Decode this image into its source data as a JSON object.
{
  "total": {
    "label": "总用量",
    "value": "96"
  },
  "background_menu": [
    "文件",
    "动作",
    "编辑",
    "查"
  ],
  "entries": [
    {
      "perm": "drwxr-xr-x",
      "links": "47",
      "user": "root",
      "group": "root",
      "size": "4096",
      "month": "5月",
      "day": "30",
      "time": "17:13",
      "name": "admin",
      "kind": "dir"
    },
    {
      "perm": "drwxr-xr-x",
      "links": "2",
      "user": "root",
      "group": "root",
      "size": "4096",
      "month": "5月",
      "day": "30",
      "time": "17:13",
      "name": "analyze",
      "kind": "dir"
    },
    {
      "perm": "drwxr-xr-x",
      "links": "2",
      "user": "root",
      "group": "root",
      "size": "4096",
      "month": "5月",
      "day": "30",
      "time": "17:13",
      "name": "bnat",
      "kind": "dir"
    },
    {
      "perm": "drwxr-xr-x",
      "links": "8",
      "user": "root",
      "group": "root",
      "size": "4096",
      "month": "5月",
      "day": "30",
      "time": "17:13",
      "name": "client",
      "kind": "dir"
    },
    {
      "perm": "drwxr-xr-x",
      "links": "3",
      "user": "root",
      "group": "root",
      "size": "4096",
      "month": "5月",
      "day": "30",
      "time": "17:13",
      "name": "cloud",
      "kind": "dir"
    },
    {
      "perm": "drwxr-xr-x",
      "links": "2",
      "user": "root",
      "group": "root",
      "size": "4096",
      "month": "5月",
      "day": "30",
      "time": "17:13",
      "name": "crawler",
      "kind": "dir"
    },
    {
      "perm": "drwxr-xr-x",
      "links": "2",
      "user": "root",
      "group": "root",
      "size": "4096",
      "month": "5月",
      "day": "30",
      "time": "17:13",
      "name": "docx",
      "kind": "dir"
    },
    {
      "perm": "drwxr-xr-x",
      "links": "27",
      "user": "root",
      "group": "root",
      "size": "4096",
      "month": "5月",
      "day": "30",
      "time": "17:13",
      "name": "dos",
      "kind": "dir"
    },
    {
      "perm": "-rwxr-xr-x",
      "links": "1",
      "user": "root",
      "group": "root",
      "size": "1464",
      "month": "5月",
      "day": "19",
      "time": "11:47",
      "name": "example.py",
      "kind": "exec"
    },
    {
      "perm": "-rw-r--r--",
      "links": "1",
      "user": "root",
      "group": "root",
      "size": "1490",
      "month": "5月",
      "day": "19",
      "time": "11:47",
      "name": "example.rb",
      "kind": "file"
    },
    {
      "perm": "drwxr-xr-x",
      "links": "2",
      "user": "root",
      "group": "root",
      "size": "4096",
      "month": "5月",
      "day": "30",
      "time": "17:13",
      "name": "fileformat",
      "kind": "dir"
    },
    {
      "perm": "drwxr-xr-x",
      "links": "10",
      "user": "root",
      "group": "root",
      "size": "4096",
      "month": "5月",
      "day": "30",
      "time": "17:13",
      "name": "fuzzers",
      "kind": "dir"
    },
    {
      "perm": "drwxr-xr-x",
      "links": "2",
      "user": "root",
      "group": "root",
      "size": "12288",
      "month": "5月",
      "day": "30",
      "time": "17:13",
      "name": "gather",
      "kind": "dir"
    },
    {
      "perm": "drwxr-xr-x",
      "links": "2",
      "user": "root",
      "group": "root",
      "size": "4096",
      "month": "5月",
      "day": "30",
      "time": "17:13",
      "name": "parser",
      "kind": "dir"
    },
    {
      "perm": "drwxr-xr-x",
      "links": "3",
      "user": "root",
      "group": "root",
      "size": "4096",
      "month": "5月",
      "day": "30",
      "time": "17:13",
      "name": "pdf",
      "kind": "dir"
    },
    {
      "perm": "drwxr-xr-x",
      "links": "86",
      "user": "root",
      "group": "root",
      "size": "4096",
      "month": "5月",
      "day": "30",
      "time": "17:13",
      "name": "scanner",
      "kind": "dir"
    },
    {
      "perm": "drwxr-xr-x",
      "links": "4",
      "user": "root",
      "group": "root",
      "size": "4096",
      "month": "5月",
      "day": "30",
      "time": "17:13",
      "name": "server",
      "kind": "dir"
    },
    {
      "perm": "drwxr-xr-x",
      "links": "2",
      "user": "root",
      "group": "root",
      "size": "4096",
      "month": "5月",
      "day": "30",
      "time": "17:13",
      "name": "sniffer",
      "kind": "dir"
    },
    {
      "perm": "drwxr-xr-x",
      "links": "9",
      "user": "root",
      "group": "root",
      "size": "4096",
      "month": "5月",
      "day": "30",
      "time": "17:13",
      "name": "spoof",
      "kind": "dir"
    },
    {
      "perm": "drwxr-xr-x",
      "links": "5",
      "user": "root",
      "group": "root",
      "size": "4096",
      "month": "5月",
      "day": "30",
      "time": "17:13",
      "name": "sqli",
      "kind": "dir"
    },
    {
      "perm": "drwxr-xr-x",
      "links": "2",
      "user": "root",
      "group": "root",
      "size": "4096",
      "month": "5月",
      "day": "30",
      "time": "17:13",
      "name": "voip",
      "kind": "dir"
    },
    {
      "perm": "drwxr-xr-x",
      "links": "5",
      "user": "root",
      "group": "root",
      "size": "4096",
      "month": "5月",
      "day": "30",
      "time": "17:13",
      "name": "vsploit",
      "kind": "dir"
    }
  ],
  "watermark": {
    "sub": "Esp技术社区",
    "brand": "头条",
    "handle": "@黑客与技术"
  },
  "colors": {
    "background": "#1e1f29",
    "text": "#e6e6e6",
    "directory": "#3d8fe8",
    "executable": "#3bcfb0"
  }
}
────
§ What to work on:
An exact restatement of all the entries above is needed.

§ Solution for this exercise:
Decode this image into its source data as a JSON object.
{
  "total": {
    "label": "总用量",
    "value": "96"
  },
  "background_menu": [
    "文件",
    "动作",
    "编辑",
    "查"
  ],
  "entries": [
    {
      "perm": "drwxr-xr-x",
      "links": "47",
      "user": "root",
      "group": "root",
      "size": "4096",
      "month": "5月",
      "day": "30",
      "time": "17:13",
      "name": "admin",
      "kind": "dir"
    },
    {
      "perm": "drwxr-xr-x",
      "links": "2",
      "user": "root",
      "group": "root",
      "size": "4096",
      "month": "5月",
      "day": "30",
      "time": "17:13",
      "name": "analyze",
      "kind": "dir"
    },
    {
      "perm": "drwxr-xr-x",
      "links": "2",
      "user": "root",
      "group": "root",
      "size": "4096",
      "month": "5月",
      "day": "30",
      "time": "17:13",
      "name": "bnat",
      "kind": "dir"
    },
    {
      "perm": "drwxr-xr-x",
      "links": "8",
      "user": "root",
      "group": "root",
      "size": "4096",
      "month": "5月",
      "day": "30",
      "time": "17:13",
      "name": "client",
      "kind": "dir"
    },
    {
      "perm": "drwxr-xr-x",
      "links": "3",
      "user": "root",
      "group": "root",
      "size": "4096",
      "month": "5月",
      "day": "30",
      "time": "17:13",
      "name": "cloud",
      "kind": "dir"
    },
    {
      "perm": "drwxr-xr-x",
      "links": "2",
      "user": "root",
      "group": "root",
      "size": "4096",
      "month": "5月",
      "day": "30",
      "time": "17:13",
      "name": "crawler",
      "kind": "dir"
    },
    {
      "perm": "drwxr-xr-x",
      "links": "2",
      "user": "root",
      "group": "root",
      "size": "4096",
      "month": "5月",
      "day": "30",
      "time": "17:13",
      "name": "docx",
      "kind": "dir"
    },
    {
      "perm": "drwxr-xr-x",
      "links": "27",
      "user": "root",
      "group": "root",
      "size": "4096",
      "month": "5月",
      "day": "30",
      "time": "17:13",
      "name": "dos",
      "kind": "dir"
    },
    {
      "perm": "-rwxr-xr-x",
      "links": "1",
      "user": "root",
      "group": "root",
      "size": "1464",
      "month": "5月",
      "day": "19",
      "time": "11:47",
      "name": "example.py",
      "kind": "exec"
    },
    {
      "perm": "-rw-r--r--",
      "links": "1",
      "user": "root",
      "group": "root",
      "size": "1490",
      "month": "5月",
      "day": "19",
      "time": "11:47",
      "name": "example.rb",
      "kind": "file"
    },
    {
      "perm": "drwxr-xr-x",
      "links": "2",
      "user": "root",
      "group": "root",
      "size": "4096",
      "month": "5月",
      "day": "30",
      "time": "17:13",
      "name": "fileformat",
      "kind": "dir"
    },
    {
      "perm": "drwxr-xr-x",
      "links": "10",
      "user": "root",
      "group": "root",
      "size": "4096",
      "month": "5月",
      "day": "30",
      "time": "17:13",
      "name": "fuzzers",
      "kind": "dir"
    },
    {
      "perm": "drwxr-xr-x",
      "links": "2",
      "user": "root",
      "group": "root",
      "size": "12288",
      "month": "5月",
      "day": "30",
      "time": "17:13",
      "name": "gather",
      "kind": "dir"
    },
    {
      "perm": "drwxr-xr-x",
      "links": "2",
      "user": "root",
      "group": "root",
      "size": "4096",
      "month": "5月",
      "day": "30",
      "time": "17:13",
      "name": "parser",
      "kind": "dir"
    },
    {
      "perm": "drwxr-xr-x",
      "links": "3",
      "user": "root",
      "group": "root",
      "size": "4096",
      "month": "5月",
      "day": "30",
      "time": "17:13",
      "name": "pdf",
      "kind": "dir"
    },
    {
      "perm": "drwxr-xr-x",
      "links": "86",
      "user": "root",
      "group": "root",
      "size": "4096",
      "month": "5月",
      "day": "30",
      "time": "17:13",
      "name": "scanner",
      "kind": "dir"
    },
    {
      "perm": "drwxr-xr-x",
      "links": "4",
      "user": "root",
      "group": "root",
      "size": "4096",
      "month": "5月",
      "day": "30",
      "time": "17:13",
      "name": "server",
      "kind": "dir"
    },
    {
      "perm": "drwxr-xr-x",
      "links": "2",
      "user": "root",
      "group": "root",
      "size": "4096",
      "month": "5月",
      "day": "30",
      "time": "17:13",
      "name": "sniffer",
      "kind": "dir"
    },
    {
      "perm": "drwxr-xr-x",
      "links": "9",
      "user": "root",
      "group": "root",
      "size": "4096",
      "month": "5月",
      "day": "30",
      "time": "17:13",
      "name": "spoof",
      "kind": "dir"
    },
    {
      "perm": "drwxr-xr-x",
      "links": "5",
      "user": "root",
      "group": "root",
      "size": "4096",
      "month": "5月",
      "day": "30",
      "time": "17:13",
      "name": "sqli",
      "kind": "dir"
    },
    {
      "perm": "drwxr-xr-x",
      "links": "2",
      "user": "root",
      "group": "root",
      "size": "4096",
      "month": "5月",
      "day": "30",
      "time": "17:13",
      "name": "voip",
      "kind": "dir"
    },
    {
      "perm": "drwxr-xr-x",
      "links": "5",
      "user": "root",
      "group": "root",
      "size": "4096",
      "month": "5月",
      "day": "30",
      "time": "17:13",
      "name": "vsploit",
      "kind": "dir"
    }
  ],
  "watermark": {
    "sub": "Esp技术社区",
    "brand": "头条",
    "handle": "@黑客与技术"
  },
  "colors": {
    "background": "#1e1f29",
    "text": "#e6e6e6",
    "directory": "#3d8fe8",
    "executable": "#3bcfb0"
  }
}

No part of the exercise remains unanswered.